Before leaving town for a two-week Easter recess, Congress passed a “clean” 90-day extension of Highway Trust Fund taxes, spending authority and program funding by a vote of 266 to 158 in the House and by unanimous consent in the Senate. The president signed the extension on March 30.
Faced with new set-backs, House Speaker John Boehner (R-Ohio) must once again develop a game plan on a House version of a surface transportation reauthorization bill that will somehow receive 218 votes, a simple majority, by finding enough support from several different factions within his own caucus, or from willing Democrats, according to the National Stone, Sand & Gravel Association (NSSGA). Although the new extension runs through June 30, the window for getting something passed in the House is much sooner than that if there is to be any meaningful conference with the Senate, and Boehner indicated at his weekly press conference March 29 that his chamber will take up the highway bill – in whatever shape it may take – when Congress returns to Washington April 16.
The timing of the two-week break may not appear to be helpful when a bill of this magnitude must be passed, but as the debate over the 90-day extension in both chambers became bitterly partisan last week, time apart may allow both sides to take a deep breath. House Transportation and Infrastructure Chairman John Mica (R-Fla.) continues to press for his five-year, $260 billion bill, H.R.7, which has been modified to restore funding for Mass Transit under the Highway Trust Fund, as well as other minor tweaks.

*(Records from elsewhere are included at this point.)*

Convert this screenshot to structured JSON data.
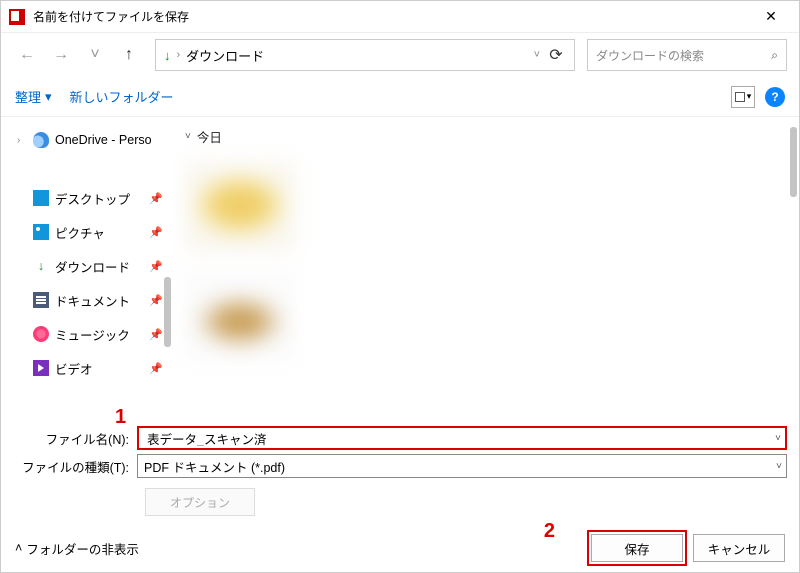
{
  "titlebar": {
    "title": "名前を付けてファイルを保存"
  },
  "nav": {
    "back": "←",
    "forward": "→",
    "recent": "˅",
    "up": "↑",
    "refresh": "⟳",
    "address_icon": "↓",
    "address_sep": "›",
    "address_folder": "ダウンロード",
    "addr_dd": "˅"
  },
  "search": {
    "placeholder": "ダウンロードの検索",
    "icon": "⌕"
  },
  "toolbar": {
    "organize": "整理",
    "org_dd": "▾",
    "new_folder": "新しいフォルダー",
    "view_dd": "▾",
    "help": "?"
  },
  "sidebar": {
    "items": [
      {
        "label": "OneDrive - Perso",
        "icon": "cloud",
        "expand": "›",
        "pin": ""
      },
      {
        "label": "デスクトップ",
        "icon": "desktop",
        "pin": "📌"
      },
      {
        "label": "ピクチャ",
        "icon": "pictures",
        "pin": "📌"
      },
      {
        "label": "ダウンロード",
        "icon": "download",
        "pin": "📌"
      },
      {
        "label": "ドキュメント",
        "icon": "document",
        "pin": "📌"
      },
      {
        "label": "ミュージック",
        "icon": "music",
        "pin": "📌"
      },
      {
        "label": "ビデオ",
        "icon": "video",
        "pin": "📌"
      }
    ]
  },
  "content": {
    "group_expand": "˅",
    "group": "今日"
  },
  "fields": {
    "filename_label": "ファイル名(N):",
    "filename_value": "表データ_スキャン済",
    "filetype_label": "ファイルの種類(T):",
    "filetype_value": "PDF ドキュメント (*.pdf)",
    "options": "オプション"
  },
  "footer": {
    "fold_icon": "˄",
    "hide_folders": "フォルダーの非表示",
    "save": "保存",
    "cancel": "キャンセル"
  },
  "annotations": {
    "one": "1",
    "two": "2"
  }
}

Democrats question the need for an additional three months, pointing to the Senate-passed, two-year $109 billion bill as the only alternative. Boehner must decide which of these two options is best or forge his own bill, one that will almost certainly include his favored provisions – expanding oil and gas exploration and production to increase revenues into the HTF.
NSSGA’s message remains the same over the two-week Easter recess: Congress must act now to pass a multi-year bill that maintains level funding at a minimum.
“We commend the House of Representatives and Senate for passing legislation to ensure the continued operation of the federal highway and public transportation programs as the 2012 construction season begins cranking up,” said the Transportation Construction Coalition (TCC) in a statement. “This action notwithstanding, extension after extension of these programs is no substitute for a multi-year reauthorization that could begin to address the nation's staggering infrastructure challenges. The current surface transportation law, SAFETEA-LU, expired more than 910 days ago. We respect the legislative process and the right of both the House and Senate to pass their own bill. With an overwhelming bipartisan majority, the Senate has passed its multi-year bill. It is now the responsibility of the House of Representatives to either advance its own alternative or utilize another mechanism to allow the two chambers to reconcile their differences.”
American Association of State Highway and Transportation Officials Executive Director John Horsley said, “Congress is to be commended today for reaching agreement on an extension of surface transportation legislation that will keep the nation's highway and transit programs running for another 90 days. The clock has been reset and we are optimistic that the House and Senate will use the time available to settle on a new, long-term reauthorization. Passing such a bill will remove the uncertainty that is already causing a number of state departments of transportation to delay billions of dollars worth of highway projects that would otherwise create hundreds of thousands of American jobs.”